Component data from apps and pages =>
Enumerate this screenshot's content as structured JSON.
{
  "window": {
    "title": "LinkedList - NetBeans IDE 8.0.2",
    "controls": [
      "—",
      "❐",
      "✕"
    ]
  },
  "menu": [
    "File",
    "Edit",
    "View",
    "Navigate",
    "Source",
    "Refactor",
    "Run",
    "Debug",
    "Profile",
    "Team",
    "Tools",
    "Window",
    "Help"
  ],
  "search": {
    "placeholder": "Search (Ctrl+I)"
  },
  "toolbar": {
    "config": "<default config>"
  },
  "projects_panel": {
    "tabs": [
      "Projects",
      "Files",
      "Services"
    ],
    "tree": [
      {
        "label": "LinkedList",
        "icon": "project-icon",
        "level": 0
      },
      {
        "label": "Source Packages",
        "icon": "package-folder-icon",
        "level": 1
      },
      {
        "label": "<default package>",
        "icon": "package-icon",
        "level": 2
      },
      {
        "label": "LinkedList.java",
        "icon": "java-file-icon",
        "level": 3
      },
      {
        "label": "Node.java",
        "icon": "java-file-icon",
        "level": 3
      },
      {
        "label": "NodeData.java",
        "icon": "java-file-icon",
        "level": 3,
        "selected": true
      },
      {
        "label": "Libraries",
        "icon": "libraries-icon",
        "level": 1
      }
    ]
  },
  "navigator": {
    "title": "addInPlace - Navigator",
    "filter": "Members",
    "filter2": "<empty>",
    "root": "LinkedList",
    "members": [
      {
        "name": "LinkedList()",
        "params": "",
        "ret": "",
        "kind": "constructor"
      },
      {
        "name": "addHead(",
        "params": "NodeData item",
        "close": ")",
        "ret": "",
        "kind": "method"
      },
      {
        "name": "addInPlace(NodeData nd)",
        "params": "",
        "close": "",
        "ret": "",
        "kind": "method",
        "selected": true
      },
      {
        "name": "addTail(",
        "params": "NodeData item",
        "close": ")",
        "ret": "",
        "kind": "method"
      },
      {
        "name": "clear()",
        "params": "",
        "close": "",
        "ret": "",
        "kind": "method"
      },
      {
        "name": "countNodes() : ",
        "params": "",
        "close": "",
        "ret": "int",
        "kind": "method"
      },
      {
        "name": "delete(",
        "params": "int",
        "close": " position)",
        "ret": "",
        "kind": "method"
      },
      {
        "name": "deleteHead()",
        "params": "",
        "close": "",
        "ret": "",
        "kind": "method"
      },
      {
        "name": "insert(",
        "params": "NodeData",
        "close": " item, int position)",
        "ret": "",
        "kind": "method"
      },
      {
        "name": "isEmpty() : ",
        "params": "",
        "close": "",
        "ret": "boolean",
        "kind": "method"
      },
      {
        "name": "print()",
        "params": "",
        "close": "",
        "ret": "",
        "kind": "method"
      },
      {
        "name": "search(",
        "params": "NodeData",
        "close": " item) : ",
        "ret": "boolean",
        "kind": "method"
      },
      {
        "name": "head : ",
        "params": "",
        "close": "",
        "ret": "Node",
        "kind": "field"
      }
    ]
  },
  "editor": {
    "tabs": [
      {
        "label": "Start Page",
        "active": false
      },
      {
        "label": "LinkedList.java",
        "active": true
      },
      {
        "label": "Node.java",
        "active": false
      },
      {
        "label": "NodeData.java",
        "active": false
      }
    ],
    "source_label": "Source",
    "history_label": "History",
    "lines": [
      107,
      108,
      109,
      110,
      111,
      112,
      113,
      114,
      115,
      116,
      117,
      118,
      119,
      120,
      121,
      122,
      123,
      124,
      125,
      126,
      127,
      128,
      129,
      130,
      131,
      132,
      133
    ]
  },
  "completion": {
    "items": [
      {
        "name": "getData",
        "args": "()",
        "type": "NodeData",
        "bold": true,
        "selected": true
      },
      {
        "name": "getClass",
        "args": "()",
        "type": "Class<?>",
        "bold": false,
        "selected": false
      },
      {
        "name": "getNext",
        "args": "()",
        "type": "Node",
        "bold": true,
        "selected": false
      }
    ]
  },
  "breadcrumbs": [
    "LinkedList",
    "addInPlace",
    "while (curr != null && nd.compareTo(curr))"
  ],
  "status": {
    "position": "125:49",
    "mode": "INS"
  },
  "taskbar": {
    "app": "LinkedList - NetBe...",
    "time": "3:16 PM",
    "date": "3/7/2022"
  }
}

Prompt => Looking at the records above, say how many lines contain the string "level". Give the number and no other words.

Response area => 7